The Federation Council, Russia's upper house of parliament, on Wednesday approved a draft law toughening the penalties for disseminating state secrets and introducing criminal liability for illegally obtaining secret information.
The bill prompted widespread public controversy during its passage through the Duma, with some fearing that its opaque phrasing left it open to misuse.
The law amends Russian law on obtaining information classed as a state secret through underhand means such as bribery, deception, blackmail, or threats of physical violence. Once law, the crime would result in a fine of between 200,000 rubles (about $ 6,000) and 500,000 rubles (about $16,000) or a prison term of up to four years.
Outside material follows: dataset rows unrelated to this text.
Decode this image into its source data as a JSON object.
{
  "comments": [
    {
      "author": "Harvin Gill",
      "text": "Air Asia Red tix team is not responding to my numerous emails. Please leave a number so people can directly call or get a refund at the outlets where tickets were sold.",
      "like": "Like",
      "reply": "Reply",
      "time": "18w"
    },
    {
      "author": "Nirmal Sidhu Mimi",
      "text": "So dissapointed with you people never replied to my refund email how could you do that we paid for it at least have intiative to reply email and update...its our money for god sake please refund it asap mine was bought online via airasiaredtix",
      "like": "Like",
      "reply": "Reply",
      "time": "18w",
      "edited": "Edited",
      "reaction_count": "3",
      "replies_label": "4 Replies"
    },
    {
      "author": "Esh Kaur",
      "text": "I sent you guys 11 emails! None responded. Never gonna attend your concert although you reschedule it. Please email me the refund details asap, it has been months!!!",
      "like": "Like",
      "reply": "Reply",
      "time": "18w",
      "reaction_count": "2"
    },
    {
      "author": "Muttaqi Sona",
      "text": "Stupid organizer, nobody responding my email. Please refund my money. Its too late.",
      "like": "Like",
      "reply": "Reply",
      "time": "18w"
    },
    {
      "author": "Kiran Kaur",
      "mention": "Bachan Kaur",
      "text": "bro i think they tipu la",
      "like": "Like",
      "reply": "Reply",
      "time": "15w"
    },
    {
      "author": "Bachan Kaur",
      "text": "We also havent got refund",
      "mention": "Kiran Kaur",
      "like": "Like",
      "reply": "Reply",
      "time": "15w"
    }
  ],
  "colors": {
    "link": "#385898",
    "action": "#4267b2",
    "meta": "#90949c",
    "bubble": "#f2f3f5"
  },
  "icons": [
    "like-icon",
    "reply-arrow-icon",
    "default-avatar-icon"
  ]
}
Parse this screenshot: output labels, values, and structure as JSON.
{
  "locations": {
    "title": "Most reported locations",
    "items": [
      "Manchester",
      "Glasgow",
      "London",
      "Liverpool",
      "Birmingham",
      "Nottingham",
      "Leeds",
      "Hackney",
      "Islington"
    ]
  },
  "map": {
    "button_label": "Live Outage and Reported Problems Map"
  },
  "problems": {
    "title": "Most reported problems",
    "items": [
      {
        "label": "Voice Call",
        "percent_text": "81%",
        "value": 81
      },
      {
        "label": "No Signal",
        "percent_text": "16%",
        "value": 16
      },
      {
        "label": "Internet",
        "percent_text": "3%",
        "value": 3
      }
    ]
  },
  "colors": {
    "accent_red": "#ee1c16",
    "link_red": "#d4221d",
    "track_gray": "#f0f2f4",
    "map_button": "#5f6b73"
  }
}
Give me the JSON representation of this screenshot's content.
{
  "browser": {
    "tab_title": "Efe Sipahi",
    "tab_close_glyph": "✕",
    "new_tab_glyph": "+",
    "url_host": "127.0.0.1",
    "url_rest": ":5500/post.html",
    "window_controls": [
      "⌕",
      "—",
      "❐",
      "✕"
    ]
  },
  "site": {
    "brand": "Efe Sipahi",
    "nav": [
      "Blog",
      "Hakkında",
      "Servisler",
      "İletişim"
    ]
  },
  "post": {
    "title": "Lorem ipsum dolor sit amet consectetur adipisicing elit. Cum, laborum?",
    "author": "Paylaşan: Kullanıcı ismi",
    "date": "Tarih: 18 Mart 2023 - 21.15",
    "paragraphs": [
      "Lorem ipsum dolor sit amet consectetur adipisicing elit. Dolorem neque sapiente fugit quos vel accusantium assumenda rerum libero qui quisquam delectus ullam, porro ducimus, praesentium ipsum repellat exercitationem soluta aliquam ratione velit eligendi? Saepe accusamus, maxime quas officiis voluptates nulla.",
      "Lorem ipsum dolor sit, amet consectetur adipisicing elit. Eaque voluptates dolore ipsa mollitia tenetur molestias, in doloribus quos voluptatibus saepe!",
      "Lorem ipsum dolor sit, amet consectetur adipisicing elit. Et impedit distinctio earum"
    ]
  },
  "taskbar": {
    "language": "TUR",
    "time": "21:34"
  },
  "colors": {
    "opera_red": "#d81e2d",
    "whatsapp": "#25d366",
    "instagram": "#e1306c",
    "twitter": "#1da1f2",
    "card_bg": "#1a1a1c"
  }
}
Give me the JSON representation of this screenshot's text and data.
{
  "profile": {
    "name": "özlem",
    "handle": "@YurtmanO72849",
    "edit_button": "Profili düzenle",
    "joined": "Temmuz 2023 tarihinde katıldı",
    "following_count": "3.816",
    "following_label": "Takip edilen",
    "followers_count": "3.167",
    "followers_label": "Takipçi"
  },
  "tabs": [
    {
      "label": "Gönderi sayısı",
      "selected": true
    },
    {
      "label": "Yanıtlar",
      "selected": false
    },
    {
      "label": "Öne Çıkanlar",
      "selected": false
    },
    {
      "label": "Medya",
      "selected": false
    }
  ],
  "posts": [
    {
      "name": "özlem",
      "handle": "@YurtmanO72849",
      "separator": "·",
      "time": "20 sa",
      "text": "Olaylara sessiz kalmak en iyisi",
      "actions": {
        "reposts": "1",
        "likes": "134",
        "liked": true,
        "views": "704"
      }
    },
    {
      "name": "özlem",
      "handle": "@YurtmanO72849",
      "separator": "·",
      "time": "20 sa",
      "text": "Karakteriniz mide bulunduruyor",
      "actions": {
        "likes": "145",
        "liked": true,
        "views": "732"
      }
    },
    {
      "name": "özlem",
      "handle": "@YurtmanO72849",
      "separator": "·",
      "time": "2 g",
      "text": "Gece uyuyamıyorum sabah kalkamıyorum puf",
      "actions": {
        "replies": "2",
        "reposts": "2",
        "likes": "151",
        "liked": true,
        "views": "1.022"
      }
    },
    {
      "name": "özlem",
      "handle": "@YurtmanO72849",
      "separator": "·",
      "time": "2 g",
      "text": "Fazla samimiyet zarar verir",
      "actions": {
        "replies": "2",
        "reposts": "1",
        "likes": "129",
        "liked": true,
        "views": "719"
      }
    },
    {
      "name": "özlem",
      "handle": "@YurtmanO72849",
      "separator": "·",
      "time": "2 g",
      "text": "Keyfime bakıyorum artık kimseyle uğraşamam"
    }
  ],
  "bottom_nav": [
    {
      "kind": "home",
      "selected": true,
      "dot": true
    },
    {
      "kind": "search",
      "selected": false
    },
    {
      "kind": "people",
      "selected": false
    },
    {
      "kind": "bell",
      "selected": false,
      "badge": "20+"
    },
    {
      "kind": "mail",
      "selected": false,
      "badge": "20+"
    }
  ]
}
Groups found guilty of this charge could face from three to eight years behind bars, if their activities involved the use of force or special technology, or if these activities had particularly grave consequences.
The law also broadens the scope of articles relating to treason so that they cover international organizations, which, Deputy Director of Russia’s Federal Security Service (FSB) Yury Gorbunov believes to be used as a cover for espionage activity, in part due to this loophole.
The terms of the law have also been expanded to cover those people who come across secret information in the course of their studies, as well as those who do so in the workplace.
The bill will become law on being signed by the President.